  2. Many thanks for this thoughtful review. The main point brought up is about whether dry air can sufficiently affect tone in a way that leads to (or prevents) language change. The only evidence we have is the muscle tension disphonia paper on vietnamese speakers, who report some difficulty with producing tones given symptoms similar to a dehydrated larynx (though this isn't terribly convincing). I believe Caleb is currently running perceptual experiments that may be more informative.

    There's also the point about the effect size. This is tricky to work out for two reasons. First, the effect size in terms of language distribution can't be easily related to the effect size in acoustic/perceptual terms. There could be a very small difference in perception that is amplified by cultural evolution into a larger cross-cultural difference. Also, we 're not using regression.

    The main Monte-Carlo test can be interpreted in this way: When taking an independent sample of languages, the mean humidity will be lower for tonal languages than non-tonal languages 93% of the time. The mean difference in humidity quantiles between complex and non-complex is something like 0.0012, or about 6.6% of the total range of humidity. (95% confidence intervals: 0.6%, 11.4% of the range). The closest comparison in the data base is Finland (Humidity=0.005) and British Columbia (Humidity=0.004), though this doesn't help me very much!

    Regarding the mechanisms of change, it's true that they're not fleshed out in the paper. My approach is that tone is less likely to emerge in dry areas, due to tonal contrasts being less likely to replicate in conversation (rather than change across genrations due to learning). But that remains to be seen. I'm hoping to explore historical change further very soon.
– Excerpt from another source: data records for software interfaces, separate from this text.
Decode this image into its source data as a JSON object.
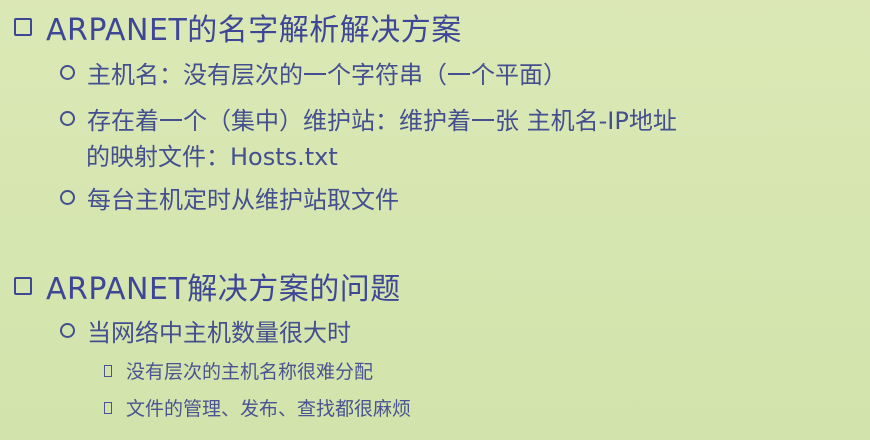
{
  "section1": {
    "heading": "ARPANET的名字解析解决方案",
    "items": [
      "主机名：没有层次的一个字符串（一个平面）",
      "存在着一个（集中）维护站：维护着一张 主机名-IP地址",
      "每台主机定时从维护站取文件"
    ],
    "item2_continuation": "的映射文件：Hosts.txt"
  },
  "section2": {
    "heading": "ARPANET解决方案的问题",
    "items": [
      "当网络中主机数量很大时"
    ],
    "subitems": [
      "没有层次的主机名称很难分配",
      "文件的管理、发布、查找都很麻烦"
    ]
  }
}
    However, with regards to your comment on the ordering of the paper: we felt like we were setting up a prediction based on previous research, then testing that prediction. I've written before about how correlational studies can be used to jump-start hypotheses, but that's not really what happened in this case. Of course, now that we've established some kind of connection, there's more of an impetus to explore this idea further.

  3. Unless the air quality affects both tonogenesis and "tonoexodus", you'd expect a difference between the large language families where tone is reconstructed in the proto-langauge and where it's not.

    1. This is exactly what we'll test with phylogenetic models. The only thing I haven't figured out is how to model humidity (aspects of language are culturally transmitted, but humidity probably needs a Brownian motion model or something).

    2. Could you use phylogeographic methods to place the ancestor languages In space and use current climate models as a proxy for the humidity?

    3. Yes, the geo-phylo methods could do this. There's also a literature in biology on adaptation to humidity, which I'm currently reading